I remember watching that newest Riddick movie. I don’t remember a lot of it, mostly because it’s pretty much exactly the same as the first movie with a new cast (except Vin Diesel, of course). The single girl in the main cast (except for the one sex slave character who gets killed like a minute after she shows up) is one of the tough badass characters who manages to fight off a rapist. Good for her.
Except… she has literally no characterization beyond “badass,” “great sniper,” “doesn’t like being ogled by men,” and “claims to be a lesbian even though she hits on Riddick.” Ok… What does that give us to work with? I’m not saying she has to be a teddy bear, or a motherly figure to her teammates. But just a bit more effort into her (like making her an actual lesbian, not interested in men at all…?) would have gone far.
Naturally, I don’t recall her reacting all that much to the monster-crisis of the movie. Being afraid or nervous would be un-badass, after all.
Meanwhile, I actually adored the sidekick Judge character from Dredd (the 2012 Karl Urban one). I don’t actually remember her name, shame on me. Did she even have one, besides “rookie”? But she’s a great fighter, badass, and has neat psychic powers. But a) she has characterization, and actual emotions and motivations, and b) her powers don’t automatically solve everything for her or make her supremely overpowered.

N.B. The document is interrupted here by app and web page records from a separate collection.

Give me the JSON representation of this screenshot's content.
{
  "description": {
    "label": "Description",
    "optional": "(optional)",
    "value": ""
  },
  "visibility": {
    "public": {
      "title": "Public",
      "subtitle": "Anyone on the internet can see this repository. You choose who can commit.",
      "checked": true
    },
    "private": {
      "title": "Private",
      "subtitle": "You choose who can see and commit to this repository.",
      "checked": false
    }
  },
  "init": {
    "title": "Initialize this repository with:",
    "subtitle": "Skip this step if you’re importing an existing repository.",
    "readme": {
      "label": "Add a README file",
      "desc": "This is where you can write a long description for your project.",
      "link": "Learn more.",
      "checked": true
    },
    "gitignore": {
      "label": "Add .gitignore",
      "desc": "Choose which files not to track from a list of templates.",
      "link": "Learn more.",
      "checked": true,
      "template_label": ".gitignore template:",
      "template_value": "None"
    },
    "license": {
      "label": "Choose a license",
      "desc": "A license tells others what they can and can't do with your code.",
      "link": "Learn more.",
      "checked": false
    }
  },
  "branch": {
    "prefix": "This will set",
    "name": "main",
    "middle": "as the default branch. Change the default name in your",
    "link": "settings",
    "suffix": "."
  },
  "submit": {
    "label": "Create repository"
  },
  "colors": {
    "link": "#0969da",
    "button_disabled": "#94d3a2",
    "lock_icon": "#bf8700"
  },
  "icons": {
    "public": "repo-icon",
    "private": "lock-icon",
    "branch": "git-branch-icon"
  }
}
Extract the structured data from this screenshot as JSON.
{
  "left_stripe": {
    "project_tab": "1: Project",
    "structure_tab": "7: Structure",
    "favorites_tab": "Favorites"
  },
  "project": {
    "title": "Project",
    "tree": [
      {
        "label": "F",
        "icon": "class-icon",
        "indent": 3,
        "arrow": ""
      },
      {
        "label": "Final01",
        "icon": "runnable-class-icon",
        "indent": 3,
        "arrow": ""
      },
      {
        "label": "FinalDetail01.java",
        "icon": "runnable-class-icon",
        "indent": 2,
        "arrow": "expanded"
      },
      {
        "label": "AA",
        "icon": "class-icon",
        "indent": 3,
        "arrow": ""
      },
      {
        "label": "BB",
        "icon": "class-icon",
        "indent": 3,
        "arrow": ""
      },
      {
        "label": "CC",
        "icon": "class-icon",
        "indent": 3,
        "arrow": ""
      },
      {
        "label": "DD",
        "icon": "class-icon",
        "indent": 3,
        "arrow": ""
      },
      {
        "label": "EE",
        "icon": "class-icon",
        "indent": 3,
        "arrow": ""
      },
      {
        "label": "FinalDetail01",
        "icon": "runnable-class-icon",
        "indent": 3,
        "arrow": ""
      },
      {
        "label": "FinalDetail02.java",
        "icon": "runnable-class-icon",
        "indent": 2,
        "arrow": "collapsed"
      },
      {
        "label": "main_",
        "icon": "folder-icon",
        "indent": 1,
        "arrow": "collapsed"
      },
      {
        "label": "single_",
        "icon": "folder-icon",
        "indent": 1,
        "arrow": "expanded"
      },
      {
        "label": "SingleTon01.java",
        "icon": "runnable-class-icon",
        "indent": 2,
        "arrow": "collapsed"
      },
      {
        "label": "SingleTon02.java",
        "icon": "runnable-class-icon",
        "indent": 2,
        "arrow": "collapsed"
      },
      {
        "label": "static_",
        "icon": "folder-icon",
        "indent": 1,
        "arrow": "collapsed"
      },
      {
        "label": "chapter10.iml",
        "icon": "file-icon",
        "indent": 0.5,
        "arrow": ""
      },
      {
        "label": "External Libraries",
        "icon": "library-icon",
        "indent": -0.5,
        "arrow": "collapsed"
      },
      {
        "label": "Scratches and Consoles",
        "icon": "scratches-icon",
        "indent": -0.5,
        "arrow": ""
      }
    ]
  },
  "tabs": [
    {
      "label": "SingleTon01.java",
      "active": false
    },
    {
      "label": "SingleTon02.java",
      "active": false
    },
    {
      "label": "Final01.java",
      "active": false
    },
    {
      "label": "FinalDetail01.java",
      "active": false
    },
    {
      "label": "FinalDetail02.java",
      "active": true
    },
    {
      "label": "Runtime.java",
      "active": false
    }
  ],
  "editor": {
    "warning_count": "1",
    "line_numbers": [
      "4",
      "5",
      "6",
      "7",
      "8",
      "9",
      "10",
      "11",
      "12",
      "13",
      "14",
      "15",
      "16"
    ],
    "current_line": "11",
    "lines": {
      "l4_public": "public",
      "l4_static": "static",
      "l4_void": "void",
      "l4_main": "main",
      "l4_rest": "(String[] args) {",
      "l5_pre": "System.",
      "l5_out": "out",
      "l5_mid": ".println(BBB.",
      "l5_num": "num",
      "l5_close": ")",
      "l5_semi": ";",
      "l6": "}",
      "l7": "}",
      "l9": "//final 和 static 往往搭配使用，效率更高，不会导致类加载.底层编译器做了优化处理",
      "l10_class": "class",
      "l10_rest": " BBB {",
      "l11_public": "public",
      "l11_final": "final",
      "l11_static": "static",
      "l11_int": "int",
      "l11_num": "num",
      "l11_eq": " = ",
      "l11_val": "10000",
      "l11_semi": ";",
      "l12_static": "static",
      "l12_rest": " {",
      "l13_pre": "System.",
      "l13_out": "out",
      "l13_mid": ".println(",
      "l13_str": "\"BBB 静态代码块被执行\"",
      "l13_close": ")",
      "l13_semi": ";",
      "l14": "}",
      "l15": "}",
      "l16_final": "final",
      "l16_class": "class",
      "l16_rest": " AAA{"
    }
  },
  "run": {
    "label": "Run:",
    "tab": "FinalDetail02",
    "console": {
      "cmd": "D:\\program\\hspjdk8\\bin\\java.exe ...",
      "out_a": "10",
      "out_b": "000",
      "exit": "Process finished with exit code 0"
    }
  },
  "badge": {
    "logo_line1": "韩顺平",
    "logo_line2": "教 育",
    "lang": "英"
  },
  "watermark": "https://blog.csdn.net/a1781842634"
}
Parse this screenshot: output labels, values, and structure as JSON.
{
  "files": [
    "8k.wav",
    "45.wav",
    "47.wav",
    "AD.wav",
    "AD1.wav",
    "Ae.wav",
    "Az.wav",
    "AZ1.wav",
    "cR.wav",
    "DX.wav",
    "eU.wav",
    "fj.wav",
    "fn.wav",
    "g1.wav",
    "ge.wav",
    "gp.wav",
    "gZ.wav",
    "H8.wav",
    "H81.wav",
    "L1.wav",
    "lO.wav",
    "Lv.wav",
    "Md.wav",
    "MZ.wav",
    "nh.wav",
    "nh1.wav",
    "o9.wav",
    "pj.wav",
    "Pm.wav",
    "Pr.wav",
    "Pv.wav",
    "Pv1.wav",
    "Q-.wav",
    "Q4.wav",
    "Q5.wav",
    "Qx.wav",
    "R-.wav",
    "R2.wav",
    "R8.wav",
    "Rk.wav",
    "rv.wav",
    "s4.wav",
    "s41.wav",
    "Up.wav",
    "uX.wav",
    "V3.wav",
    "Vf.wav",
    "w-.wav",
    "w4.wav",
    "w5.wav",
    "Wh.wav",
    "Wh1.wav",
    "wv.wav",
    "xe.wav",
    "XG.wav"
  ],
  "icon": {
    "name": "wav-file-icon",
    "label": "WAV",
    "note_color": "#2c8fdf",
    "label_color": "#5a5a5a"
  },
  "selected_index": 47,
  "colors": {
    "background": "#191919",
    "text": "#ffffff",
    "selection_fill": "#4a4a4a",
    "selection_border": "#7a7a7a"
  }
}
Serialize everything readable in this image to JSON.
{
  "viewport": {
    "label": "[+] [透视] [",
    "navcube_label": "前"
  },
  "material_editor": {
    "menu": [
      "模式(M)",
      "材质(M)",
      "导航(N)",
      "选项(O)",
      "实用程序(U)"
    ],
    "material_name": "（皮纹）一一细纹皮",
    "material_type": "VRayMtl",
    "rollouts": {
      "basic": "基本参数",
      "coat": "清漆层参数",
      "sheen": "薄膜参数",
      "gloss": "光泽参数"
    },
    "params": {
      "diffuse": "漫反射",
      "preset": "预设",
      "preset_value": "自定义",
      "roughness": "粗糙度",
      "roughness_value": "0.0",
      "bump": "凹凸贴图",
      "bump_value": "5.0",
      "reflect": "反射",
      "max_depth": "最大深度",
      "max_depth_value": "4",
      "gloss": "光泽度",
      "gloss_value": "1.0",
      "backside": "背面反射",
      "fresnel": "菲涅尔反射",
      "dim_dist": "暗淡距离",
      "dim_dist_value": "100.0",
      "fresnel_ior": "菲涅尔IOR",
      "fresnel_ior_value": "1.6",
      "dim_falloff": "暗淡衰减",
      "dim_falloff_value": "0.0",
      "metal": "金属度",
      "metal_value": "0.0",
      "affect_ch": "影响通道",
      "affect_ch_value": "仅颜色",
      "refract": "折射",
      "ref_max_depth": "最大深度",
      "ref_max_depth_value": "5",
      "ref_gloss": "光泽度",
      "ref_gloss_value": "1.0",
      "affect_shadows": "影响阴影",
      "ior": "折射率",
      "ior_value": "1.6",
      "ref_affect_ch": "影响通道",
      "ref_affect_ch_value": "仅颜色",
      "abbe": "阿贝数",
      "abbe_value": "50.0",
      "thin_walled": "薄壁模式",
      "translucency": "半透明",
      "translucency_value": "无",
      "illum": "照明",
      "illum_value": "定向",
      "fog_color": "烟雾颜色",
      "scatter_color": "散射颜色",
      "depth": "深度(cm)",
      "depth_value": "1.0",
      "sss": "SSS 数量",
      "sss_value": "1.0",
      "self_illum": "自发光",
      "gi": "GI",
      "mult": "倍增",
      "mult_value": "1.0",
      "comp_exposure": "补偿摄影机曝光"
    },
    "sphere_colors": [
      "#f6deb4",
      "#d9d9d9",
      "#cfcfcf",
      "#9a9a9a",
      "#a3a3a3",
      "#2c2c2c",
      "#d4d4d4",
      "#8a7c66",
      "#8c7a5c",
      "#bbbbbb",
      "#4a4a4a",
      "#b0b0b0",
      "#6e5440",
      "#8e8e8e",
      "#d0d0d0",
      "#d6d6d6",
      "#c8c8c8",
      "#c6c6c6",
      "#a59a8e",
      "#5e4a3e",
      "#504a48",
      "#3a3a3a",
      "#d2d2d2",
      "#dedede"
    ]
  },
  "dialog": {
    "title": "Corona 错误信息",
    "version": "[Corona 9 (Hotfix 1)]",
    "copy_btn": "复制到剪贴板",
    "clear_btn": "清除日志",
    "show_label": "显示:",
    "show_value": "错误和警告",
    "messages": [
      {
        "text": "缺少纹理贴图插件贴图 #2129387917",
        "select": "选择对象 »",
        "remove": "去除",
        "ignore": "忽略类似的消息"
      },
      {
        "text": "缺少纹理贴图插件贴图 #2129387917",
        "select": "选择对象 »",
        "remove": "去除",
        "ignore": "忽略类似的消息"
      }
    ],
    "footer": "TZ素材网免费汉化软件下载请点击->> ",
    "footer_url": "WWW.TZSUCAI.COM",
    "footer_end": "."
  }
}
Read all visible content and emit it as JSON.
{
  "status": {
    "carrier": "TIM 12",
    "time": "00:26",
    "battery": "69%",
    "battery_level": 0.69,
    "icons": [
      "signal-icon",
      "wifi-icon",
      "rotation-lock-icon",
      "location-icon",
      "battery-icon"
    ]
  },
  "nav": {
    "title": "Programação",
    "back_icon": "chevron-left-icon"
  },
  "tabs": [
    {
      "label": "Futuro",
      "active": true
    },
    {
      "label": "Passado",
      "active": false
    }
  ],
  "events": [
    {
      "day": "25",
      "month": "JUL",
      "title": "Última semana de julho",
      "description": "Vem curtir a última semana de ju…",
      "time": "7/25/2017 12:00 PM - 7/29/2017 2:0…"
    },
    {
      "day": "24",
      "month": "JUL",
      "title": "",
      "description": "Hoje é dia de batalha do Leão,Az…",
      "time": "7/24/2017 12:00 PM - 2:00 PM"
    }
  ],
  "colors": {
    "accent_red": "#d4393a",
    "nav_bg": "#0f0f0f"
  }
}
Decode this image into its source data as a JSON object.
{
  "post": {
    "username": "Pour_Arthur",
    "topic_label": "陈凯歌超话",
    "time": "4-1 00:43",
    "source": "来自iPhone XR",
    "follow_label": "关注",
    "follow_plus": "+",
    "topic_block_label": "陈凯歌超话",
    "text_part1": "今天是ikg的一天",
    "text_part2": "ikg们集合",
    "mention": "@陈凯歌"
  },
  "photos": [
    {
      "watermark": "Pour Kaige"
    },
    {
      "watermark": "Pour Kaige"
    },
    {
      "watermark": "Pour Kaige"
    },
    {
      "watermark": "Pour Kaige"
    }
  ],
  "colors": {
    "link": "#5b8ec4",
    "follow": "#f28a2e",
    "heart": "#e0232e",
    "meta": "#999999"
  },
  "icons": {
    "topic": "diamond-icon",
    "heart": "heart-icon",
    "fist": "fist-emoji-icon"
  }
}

They help out, and give her some extra ‘oomph,’ but she and Dredd still have to do the dirty work. That’s good characterization there. And the fact that she’s a woman is just the icing on the cake.
There’s nothing wrong with using bits and pieces from different stereotypes. They’re stereotypes for a reason. The problem comes in when the stereotype is the only characterization those characters get. The stuffy British professor. The wise Asian guy obsessed with honor. The magical Native American shaman. Not a good idea.
It’s all about balance, and treating characters with respect. Man, woman, black, white, Asian, a mix, human, alien… It doesn’t matter. They have to be good characters first, and affirmative plot points second. And I wish that were the case for all the books I’ve read and movies I’ve watched.